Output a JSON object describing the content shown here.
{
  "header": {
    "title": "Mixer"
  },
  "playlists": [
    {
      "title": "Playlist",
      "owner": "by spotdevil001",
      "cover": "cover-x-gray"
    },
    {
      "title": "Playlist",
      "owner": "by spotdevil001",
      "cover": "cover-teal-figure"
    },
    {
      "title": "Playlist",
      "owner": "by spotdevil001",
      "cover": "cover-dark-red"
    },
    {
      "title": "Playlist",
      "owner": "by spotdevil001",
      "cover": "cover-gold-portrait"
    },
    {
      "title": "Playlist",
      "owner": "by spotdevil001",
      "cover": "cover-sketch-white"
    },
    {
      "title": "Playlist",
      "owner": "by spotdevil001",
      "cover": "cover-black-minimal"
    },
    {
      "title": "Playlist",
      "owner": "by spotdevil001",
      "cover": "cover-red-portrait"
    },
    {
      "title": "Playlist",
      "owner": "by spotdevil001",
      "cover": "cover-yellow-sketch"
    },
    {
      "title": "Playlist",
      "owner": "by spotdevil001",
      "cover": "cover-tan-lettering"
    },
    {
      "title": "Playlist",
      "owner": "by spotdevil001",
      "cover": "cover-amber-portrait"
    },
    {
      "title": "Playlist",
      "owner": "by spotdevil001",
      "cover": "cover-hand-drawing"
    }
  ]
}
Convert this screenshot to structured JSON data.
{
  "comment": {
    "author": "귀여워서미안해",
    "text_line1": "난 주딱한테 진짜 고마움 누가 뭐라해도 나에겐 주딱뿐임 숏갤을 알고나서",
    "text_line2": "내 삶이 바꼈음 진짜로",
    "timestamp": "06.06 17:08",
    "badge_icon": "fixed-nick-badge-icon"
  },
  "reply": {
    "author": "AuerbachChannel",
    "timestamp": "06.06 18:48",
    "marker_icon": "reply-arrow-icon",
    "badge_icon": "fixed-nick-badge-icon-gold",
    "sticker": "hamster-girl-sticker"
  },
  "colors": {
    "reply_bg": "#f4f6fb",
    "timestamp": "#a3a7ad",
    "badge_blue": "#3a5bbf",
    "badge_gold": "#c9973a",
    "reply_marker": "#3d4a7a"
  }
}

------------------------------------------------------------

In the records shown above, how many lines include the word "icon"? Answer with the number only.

3